Technical Abstract: There is a need to explore renewable alternatives (e.g., biofuels) that can produce energy sources to help reduce the reliance on fossil oils. In addition, the consumption of fossil oils adversely affects the environment and human health via the generation of waste water, greenhouse gases, and waste solids. Camelina sativa, originated from southeastern Europe and southwestern Asia, is being re-embraced as an industrial oilseed crop due to its high seed oil content (36–47%) and high unsaturated fatty acid composition (>90%), which are suitable for jet fuel, biodiesel, high-value lubricants and animal feed.

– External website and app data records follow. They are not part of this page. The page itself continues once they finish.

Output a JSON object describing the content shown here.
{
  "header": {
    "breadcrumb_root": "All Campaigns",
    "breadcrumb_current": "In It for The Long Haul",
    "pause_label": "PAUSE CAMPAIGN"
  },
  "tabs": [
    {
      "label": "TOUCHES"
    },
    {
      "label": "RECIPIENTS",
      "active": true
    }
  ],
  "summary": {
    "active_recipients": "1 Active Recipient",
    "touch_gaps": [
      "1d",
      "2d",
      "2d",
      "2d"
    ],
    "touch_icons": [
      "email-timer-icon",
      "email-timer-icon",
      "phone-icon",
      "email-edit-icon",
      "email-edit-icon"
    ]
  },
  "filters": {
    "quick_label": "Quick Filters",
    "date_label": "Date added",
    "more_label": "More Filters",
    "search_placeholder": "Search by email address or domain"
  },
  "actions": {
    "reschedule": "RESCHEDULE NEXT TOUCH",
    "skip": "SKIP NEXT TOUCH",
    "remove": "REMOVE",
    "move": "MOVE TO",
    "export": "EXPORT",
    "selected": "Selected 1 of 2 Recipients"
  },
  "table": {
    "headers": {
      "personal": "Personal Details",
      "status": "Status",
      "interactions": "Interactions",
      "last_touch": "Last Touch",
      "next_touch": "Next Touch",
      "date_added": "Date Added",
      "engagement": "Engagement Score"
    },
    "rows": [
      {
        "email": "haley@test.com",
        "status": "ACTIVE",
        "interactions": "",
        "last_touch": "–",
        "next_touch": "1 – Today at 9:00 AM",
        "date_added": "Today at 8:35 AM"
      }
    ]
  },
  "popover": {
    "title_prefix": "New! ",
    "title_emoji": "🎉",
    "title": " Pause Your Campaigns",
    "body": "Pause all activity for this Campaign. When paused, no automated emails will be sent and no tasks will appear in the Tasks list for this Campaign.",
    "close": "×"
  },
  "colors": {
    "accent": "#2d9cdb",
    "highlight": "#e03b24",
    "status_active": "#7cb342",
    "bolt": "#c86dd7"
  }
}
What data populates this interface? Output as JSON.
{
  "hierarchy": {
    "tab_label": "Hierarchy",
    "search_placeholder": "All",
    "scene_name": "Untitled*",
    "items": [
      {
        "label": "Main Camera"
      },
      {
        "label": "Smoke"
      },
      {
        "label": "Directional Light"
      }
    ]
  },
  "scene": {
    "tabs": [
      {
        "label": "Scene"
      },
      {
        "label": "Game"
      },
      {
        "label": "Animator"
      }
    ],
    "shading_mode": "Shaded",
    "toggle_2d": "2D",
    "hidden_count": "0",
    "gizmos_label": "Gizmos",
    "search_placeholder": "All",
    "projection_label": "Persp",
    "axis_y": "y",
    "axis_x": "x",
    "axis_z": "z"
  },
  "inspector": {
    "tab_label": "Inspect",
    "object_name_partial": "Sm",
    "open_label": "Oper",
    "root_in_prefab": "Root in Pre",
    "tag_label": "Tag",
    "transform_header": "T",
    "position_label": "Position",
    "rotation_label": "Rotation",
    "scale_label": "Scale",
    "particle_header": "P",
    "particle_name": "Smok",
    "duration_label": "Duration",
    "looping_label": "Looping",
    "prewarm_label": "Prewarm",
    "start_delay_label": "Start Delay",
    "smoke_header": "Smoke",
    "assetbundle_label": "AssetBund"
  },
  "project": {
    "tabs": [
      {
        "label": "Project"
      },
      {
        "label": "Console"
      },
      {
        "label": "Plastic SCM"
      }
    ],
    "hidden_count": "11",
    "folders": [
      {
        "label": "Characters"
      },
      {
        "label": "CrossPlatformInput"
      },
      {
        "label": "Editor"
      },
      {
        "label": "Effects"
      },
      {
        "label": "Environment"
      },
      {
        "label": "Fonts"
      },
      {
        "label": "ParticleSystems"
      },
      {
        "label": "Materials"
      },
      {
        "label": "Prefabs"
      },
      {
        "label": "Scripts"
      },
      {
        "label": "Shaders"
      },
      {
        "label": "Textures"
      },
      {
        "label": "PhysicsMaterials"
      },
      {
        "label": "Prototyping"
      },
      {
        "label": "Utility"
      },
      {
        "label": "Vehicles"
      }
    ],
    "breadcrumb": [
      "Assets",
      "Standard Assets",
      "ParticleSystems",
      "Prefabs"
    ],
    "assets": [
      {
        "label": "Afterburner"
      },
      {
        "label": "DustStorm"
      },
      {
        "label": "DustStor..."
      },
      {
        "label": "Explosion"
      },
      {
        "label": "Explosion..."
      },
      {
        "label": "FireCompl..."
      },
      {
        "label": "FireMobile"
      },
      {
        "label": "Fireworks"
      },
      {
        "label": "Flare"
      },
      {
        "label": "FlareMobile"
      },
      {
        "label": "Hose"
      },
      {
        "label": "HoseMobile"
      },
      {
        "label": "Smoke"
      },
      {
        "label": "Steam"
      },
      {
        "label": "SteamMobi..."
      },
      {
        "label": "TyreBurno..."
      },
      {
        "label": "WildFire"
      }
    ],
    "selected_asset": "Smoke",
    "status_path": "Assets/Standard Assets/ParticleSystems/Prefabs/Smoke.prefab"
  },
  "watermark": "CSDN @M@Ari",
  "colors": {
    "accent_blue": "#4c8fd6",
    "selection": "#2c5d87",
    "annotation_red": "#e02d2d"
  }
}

C. sativa’s agronomic advantages include short time to maturation, low water and nutrient requirements, adaptability to adverse environmental conditions and resistance to common pests and pathogens. These characteristics make it an ideal crop for sustainable agricultural systems and regions of marginal land. However, the lack of genetic and genomic resources has slowed the enhancement of this emerging oilseed crop and exploration of its full agronomic and breeding potential. Here, a core of 213 spring C. sativa accessions was collected and genotyped. The genotypic data was used to characterize genetic diversity and population structure to infer how natural selection and plant breeding may have affected the formation and differentiation within the C. sativa natural populations, and how the genetic diversity of this species can be used in future breeding efforts. A total of 6,192 high-quality single nucleotide polymorphisms (SNPs) were identified using genotypingby-sequencing (GBS) technology. The average polymorphism information content (PIC) value of 0.29 indicate moderate genetic diversity for the C. sativa spring panel evaluated in this report. Population structure and principal coordinates analyses (PCoA) based on SNPs revealed two distinct subpopulations. Sub-population 1 (POP1) contains accessions that mainly originated from Germany while the majority of POP2 accessions (>75%) were collected from Eastern Europe. Analysis of molecular variance (AMOVA) identified 4% variance among and 96% variance within subpopulations, indicating a high gene exchange (or low genetic differentiation) between the two subpopulations. These findings provide important information for future allele/gene identification using genome wide association studies (GWAS) and marker-assisted selection (MAS) to enhance genetic gain in C. sativa breeding programs.